ACTIVITY —
Lines below that include the word "title" should each be copied.

--- EXERCISE INPUT Enclosed Below ---

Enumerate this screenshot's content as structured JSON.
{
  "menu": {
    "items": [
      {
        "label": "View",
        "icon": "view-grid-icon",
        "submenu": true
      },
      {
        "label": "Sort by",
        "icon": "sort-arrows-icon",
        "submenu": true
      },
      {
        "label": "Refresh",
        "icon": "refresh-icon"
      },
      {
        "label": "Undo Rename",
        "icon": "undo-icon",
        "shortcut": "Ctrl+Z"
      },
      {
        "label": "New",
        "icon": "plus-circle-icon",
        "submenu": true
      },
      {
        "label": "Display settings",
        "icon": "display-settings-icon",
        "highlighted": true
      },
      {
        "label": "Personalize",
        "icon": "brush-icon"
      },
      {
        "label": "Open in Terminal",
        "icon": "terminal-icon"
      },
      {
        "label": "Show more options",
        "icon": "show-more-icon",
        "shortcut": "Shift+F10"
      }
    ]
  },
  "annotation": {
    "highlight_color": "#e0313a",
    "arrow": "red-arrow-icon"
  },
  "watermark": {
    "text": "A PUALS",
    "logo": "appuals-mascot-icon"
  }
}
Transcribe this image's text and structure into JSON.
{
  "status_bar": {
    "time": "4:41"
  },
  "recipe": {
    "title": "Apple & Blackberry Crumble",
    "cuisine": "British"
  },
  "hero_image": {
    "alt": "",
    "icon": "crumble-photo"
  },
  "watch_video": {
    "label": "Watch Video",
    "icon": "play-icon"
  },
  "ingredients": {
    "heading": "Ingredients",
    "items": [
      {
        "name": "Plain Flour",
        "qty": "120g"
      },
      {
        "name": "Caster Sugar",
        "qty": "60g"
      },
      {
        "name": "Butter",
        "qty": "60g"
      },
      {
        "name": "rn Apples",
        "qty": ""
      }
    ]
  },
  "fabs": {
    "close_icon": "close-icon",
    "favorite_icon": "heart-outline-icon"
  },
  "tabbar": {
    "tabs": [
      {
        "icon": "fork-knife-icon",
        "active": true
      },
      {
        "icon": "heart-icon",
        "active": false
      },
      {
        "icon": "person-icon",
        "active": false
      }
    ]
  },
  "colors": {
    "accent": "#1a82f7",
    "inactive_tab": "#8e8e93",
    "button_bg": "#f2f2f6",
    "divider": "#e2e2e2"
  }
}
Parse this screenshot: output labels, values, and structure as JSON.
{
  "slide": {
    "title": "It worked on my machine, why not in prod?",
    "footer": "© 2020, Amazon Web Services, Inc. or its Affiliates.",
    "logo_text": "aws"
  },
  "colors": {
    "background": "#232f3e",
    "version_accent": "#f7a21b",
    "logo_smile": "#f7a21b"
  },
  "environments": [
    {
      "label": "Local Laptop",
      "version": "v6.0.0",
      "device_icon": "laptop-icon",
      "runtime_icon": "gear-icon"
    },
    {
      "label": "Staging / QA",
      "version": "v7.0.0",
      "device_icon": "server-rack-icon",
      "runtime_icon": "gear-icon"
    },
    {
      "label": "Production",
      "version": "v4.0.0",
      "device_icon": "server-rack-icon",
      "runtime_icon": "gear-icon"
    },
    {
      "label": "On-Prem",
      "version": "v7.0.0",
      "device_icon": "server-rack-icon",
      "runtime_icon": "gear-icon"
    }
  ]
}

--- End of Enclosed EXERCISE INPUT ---

TASK ANSWER —
    "title": "Apple & Blackberry Crumble",
    "title": "It worked on my machine, why not in prod?",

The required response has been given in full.